  6. CEDAR FALLS

    CEDAR FALLS Member

    Likes Received:
    1
    Trophy Points:
    6
    Next time I will ask U Tincan before I post such rubbish
  7. Navyvet30

    Navyvet30 New Member

    Likes Received:
    0
    Trophy Points:
    0
    I am rated for upper and lower neuropathy for both legs and feet, however even after going to the podiatry clinic every quarter I still have problems walking because of the painful feet .
  8. TinCanMan

    TinCanMan Active Member

    Likes Received:
    0
    Trophy Points:
    36
    That's your prerogative, it certainly isn't required nor did I imply it was. Understand, VRO is a forum and if you post information, someone else is likely to comment. You may or may not like them.

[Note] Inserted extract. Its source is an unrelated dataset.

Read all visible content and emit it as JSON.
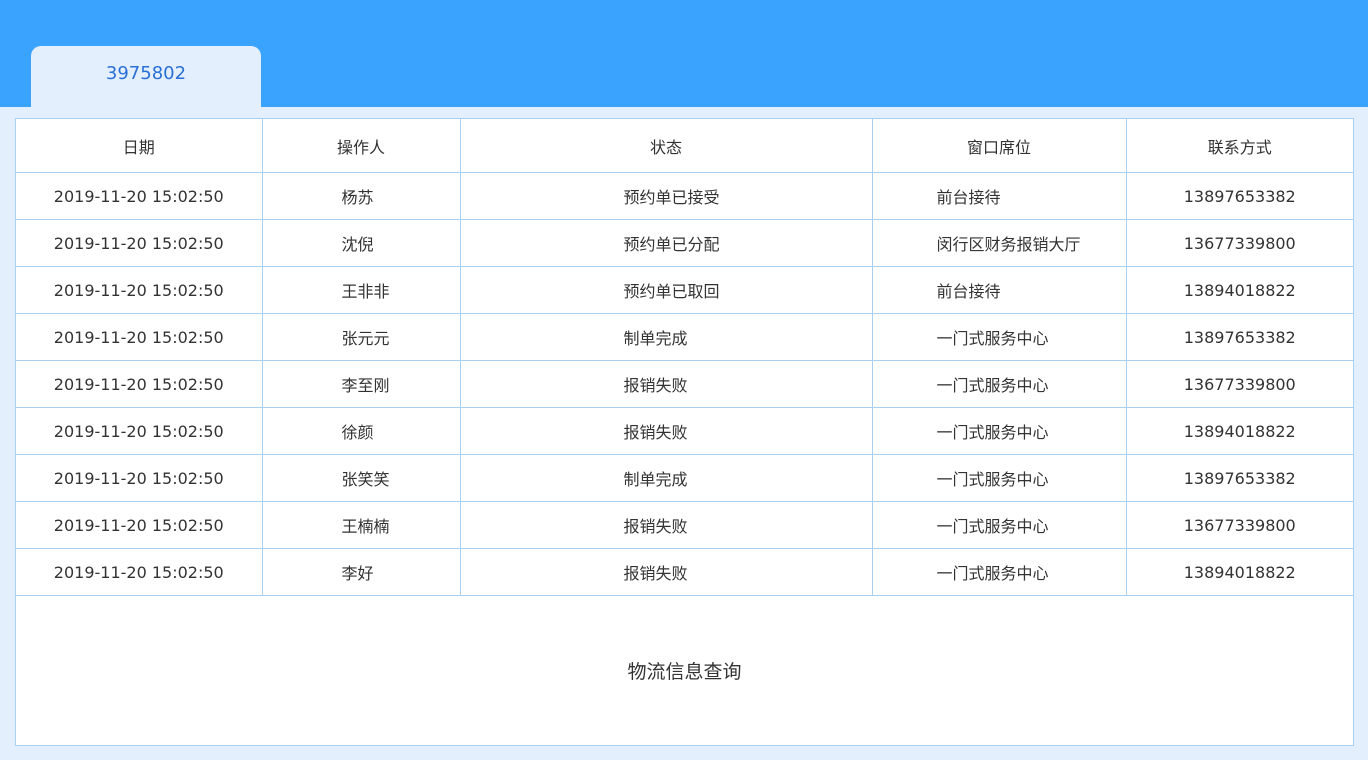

Up to you.

    My comment is factual, the decision makers at the RO cannot make a medical diagnosis under any circumstances. Presenting them with a ton of literature about studies is a waste of time unless the claimant was the subject of the study.

    Anyone with information that may impact a diagnosis should present that information to his physician as his physician is licensed to make a diagnosis .AND. he can make a connection (nexus) between the condition as being related to military service.

    Two of the three requirements for service connection are a diagnosis and a nexus. Decision makers are not allowed to make either.
  9. TinCanMan

    TinCanMan Active Member

    Likes Received:
    0
    Trophy Points:
    36
    Then you should certainly tell your doctor about that and ask if he believes it is related to your service connected condition or military service. If you file a claim the VA will want an opinion stating "it is at least as likely as not" that it is. That phrase is very important as it is based in case law. The alternative is to depend on a C&P exam for the diagnosis and nexus. If it's a simple issue w/o controversy, that's OK. I'll take my own physician's opinion over a c&P examiner any day.
  10. ellislayne

    ellislayne New Member

    Likes Received:
    0
    Trophy Points:
    0
    The va hosp gave me an emg, wow did it hurt, till it got to above my ankles, then nothing, said i had neuropathy in both feet, that was 2 years ago, they denied my claim. My vso passed away now they have a new one who is going to quit, he shouldent even have been put in, I guess they know what they are doing. It took 2 years to get 20% on Diabetes. I figure by the time I am 87 I will be about 40%.
  11. CEDAR FALLS

    CEDAR FALLS Member

    Likes Received:
    1
    Trophy Points:
    6
    edited by Slapyo: obviously not a fact, rather an opinion. no personal attacks allowed on forums
  12. TinCanMan

    TinCanMan Active Member

    Likes Received:
    0
    Trophy Points:
    36
    Yeah, I understand that. Have had numerous EMG's since 1973. Have carpal tunnel syndrome in both hands with serious blockage in left. VAMC did one 7 years ago as part of my diabetes claim. When they got to my left hand I must have come 6 inches off the gurney. Decided no one would ever do an EMG on me again.

    That doesn't make any sense. If you have a diagnosis of neuropathy and service connected DMII, connecting the neuropathy should be a slam dunk. What does your doctor say about your neuropathy? Will he say your neuropathy is at least as likely as not a complication of your DMII?

    Check your decision papers, there's a section titled "Reasons" or "Reasons & Bases". In it you'll find why your claim was denied and what you have to show to prevail. Tell us what it says and maybe we can offer a suggestion on how to proceed.

    Are you a Vietnam vet claiming AO exposure as cause for DMII?

Share This Page